> What the task requires: In the listing below, how many lines include "Issue"? Give the number and no other text.

> Extracted information:
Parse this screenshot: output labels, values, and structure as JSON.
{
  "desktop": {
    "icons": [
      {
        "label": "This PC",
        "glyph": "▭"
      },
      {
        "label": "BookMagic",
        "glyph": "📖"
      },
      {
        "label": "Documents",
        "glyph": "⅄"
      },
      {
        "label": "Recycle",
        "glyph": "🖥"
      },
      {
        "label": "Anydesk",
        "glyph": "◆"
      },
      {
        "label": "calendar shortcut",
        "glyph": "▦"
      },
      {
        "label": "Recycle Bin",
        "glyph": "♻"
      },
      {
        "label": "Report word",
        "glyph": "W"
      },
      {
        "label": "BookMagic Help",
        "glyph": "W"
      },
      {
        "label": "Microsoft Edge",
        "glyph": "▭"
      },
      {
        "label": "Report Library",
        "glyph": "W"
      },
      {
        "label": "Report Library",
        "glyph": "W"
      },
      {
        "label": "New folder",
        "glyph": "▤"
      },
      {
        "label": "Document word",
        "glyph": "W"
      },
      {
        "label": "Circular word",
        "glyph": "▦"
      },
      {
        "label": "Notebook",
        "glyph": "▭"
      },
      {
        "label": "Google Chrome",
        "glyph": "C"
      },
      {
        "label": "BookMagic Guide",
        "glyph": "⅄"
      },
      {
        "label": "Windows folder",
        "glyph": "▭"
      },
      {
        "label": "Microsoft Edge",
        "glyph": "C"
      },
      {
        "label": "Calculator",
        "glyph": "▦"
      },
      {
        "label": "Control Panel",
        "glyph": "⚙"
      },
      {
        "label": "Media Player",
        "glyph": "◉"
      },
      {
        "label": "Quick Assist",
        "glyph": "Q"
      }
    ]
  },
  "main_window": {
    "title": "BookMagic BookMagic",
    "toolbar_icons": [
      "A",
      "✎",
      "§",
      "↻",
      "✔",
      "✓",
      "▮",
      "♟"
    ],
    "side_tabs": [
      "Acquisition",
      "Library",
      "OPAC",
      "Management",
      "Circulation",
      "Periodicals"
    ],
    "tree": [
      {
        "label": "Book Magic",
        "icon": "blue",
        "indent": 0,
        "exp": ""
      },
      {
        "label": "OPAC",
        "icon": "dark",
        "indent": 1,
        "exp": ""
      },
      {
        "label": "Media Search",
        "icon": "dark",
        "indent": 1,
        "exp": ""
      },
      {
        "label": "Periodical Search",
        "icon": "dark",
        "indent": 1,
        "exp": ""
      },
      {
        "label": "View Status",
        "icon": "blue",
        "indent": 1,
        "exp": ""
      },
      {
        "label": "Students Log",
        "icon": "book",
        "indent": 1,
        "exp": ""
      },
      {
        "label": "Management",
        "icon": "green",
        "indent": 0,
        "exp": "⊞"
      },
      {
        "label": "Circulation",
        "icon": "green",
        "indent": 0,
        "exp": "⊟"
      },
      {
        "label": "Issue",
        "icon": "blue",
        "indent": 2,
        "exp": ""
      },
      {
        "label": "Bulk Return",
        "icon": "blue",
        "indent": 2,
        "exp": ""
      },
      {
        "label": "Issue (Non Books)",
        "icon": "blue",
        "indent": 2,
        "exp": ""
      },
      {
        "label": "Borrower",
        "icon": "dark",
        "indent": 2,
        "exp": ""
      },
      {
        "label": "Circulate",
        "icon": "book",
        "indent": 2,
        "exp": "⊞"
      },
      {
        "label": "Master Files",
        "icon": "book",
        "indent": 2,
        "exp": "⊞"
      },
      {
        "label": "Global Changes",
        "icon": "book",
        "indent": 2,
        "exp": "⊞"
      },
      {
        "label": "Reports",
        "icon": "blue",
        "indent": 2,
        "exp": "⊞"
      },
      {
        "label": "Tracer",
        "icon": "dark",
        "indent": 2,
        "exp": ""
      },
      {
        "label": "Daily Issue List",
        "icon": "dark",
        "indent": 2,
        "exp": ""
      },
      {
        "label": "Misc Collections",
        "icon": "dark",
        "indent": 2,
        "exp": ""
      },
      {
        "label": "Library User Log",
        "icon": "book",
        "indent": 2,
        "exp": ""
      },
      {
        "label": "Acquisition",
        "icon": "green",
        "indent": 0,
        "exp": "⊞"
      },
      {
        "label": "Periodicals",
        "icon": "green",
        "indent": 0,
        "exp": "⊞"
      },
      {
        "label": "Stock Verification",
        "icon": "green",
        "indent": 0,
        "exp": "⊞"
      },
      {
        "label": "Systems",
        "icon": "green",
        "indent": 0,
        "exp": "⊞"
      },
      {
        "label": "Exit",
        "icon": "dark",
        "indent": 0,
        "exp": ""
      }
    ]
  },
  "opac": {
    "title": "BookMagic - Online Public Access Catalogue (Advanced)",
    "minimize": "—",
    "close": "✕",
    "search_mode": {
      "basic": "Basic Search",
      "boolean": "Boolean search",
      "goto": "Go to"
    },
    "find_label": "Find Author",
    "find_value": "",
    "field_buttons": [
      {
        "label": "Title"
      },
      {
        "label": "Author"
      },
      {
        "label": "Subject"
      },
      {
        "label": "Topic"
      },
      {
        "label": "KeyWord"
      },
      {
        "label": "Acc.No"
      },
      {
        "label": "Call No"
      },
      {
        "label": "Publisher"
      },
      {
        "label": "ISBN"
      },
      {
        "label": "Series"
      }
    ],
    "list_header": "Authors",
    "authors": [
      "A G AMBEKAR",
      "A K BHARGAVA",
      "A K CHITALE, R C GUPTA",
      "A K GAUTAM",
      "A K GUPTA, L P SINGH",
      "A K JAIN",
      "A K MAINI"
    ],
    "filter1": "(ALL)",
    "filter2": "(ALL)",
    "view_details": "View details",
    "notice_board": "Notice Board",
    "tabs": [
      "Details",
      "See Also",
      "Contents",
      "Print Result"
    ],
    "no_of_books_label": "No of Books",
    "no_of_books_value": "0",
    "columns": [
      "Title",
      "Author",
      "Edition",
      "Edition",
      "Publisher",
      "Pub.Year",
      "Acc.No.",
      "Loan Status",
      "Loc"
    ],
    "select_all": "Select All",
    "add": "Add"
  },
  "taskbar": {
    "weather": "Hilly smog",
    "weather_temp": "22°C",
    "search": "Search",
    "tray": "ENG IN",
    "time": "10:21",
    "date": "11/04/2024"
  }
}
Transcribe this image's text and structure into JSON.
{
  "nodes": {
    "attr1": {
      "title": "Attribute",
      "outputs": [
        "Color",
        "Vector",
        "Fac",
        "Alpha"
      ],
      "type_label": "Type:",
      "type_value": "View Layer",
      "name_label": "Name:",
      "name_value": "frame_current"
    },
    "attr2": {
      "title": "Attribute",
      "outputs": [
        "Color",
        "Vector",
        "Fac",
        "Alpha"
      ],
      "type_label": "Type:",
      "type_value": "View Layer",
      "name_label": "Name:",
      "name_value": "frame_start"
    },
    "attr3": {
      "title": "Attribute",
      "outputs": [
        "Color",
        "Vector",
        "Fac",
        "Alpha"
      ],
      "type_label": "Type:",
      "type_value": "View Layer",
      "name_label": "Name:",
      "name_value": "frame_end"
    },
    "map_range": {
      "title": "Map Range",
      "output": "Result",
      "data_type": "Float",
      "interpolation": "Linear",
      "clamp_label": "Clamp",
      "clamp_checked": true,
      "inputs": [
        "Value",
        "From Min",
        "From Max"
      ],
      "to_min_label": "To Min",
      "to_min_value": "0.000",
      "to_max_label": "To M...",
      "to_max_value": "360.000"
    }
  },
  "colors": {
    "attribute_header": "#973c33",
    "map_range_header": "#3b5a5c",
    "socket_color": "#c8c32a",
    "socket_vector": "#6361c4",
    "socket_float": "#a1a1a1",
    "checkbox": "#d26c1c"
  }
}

> Exercise answer: 3